EXERCISE INSTRUCTIONS: Retype the listing below, keeping every line the same.
RECORDED INFORMATION: Begin
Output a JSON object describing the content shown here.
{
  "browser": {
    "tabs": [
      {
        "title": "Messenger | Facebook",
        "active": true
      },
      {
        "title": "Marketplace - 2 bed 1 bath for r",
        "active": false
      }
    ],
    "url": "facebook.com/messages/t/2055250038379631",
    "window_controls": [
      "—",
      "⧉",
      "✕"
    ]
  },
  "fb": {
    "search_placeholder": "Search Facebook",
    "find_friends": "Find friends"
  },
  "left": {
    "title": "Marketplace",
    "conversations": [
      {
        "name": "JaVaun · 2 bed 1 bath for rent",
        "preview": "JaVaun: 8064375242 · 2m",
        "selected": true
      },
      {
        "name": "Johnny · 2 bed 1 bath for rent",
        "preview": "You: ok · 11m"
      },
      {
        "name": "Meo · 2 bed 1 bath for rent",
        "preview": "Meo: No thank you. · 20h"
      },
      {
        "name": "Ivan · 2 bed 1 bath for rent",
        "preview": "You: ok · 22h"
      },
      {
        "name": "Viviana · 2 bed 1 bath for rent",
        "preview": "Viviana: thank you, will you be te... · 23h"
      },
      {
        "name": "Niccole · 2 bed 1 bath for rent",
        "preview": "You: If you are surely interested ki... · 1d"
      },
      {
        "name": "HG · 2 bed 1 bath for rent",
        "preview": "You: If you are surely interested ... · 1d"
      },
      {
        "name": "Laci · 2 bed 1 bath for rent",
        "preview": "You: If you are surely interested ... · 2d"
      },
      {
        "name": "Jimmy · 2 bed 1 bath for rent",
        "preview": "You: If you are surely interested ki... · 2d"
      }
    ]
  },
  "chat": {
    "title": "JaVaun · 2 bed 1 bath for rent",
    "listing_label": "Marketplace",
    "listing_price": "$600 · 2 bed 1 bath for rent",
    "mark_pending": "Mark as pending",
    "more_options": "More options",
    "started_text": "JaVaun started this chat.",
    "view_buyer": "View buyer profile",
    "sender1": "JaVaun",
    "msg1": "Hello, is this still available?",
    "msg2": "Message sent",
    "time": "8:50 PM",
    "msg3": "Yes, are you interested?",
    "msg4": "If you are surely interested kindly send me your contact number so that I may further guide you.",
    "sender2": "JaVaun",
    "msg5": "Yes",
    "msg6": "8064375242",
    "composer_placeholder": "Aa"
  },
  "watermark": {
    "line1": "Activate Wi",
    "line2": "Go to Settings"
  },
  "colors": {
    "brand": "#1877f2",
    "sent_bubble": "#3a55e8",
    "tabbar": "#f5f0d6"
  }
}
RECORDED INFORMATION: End
WRITTEN ANSWER:
Output a JSON object describing the content shown here.
{
  "browser": {
    "tabs": [
      {
        "title": "Messenger | Facebook",
        "active": true
      },
      {
        "title": "Marketplace - 2 bed 1 bath for r",
        "active": false
      }
    ],
    "url": "facebook.com/messages/t/2055250038379631",
    "window_controls": [
      "—",
      "⧉",
      "✕"
    ]
  },
  "fb": {
    "search_placeholder": "Search Facebook",
    "find_friends": "Find friends"
  },
  "left": {
    "title": "Marketplace",
    "conversations": [
      {
        "name": "JaVaun · 2 bed 1 bath for rent",
        "preview": "JaVaun: 8064375242 · 2m",
        "selected": true
      },
      {
        "name": "Johnny · 2 bed 1 bath for rent",
        "preview": "You: ok · 11m"
      },
      {
        "name": "Meo · 2 bed 1 bath for rent",
        "preview": "Meo: No thank you. · 20h"
      },
      {
        "name": "Ivan · 2 bed 1 bath for rent",
        "preview": "You: ok · 22h"
      },
      {
        "name": "Viviana · 2 bed 1 bath for rent",
        "preview": "Viviana: thank you, will you be te... · 23h"
      },
      {
        "name": "Niccole · 2 bed 1 bath for rent",
        "preview": "You: If you are surely interested ki... · 1d"
      },
      {
        "name": "HG · 2 bed 1 bath for rent",
        "preview": "You: If you are surely interested ... · 1d"
      },
      {
        "name": "Laci · 2 bed 1 bath for rent",
        "preview": "You: If you are surely interested ... · 2d"
      },
      {
        "name": "Jimmy · 2 bed 1 bath for rent",
        "preview": "You: If you are surely interested ki... · 2d"
      }
    ]
  },
  "chat": {
    "title": "JaVaun · 2 bed 1 bath for rent",
    "listing_label": "Marketplace",
    "listing_price": "$600 · 2 bed 1 bath for rent",
    "mark_pending": "Mark as pending",
    "more_options": "More options",
    "started_text": "JaVaun started this chat.",
    "view_buyer": "View buyer profile",
    "sender1": "JaVaun",
    "msg1": "Hello, is this still available?",
    "msg2": "Message sent",
    "time": "8:50 PM",
    "msg3": "Yes, are you interested?",
    "msg4": "If you are surely interested kindly send me your contact number so that I may further guide you.",
    "sender2": "JaVaun",
    "msg5": "Yes",
    "msg6": "8064375242",
    "composer_placeholder": "Aa"
  },
  "watermark": {
    "line1": "Activate Wi",
    "line2": "Go to Settings"
  },
  "colors": {
    "brand": "#1877f2",
    "sent_bubble": "#3a55e8",
    "tabbar": "#f5f0d6"
  }
}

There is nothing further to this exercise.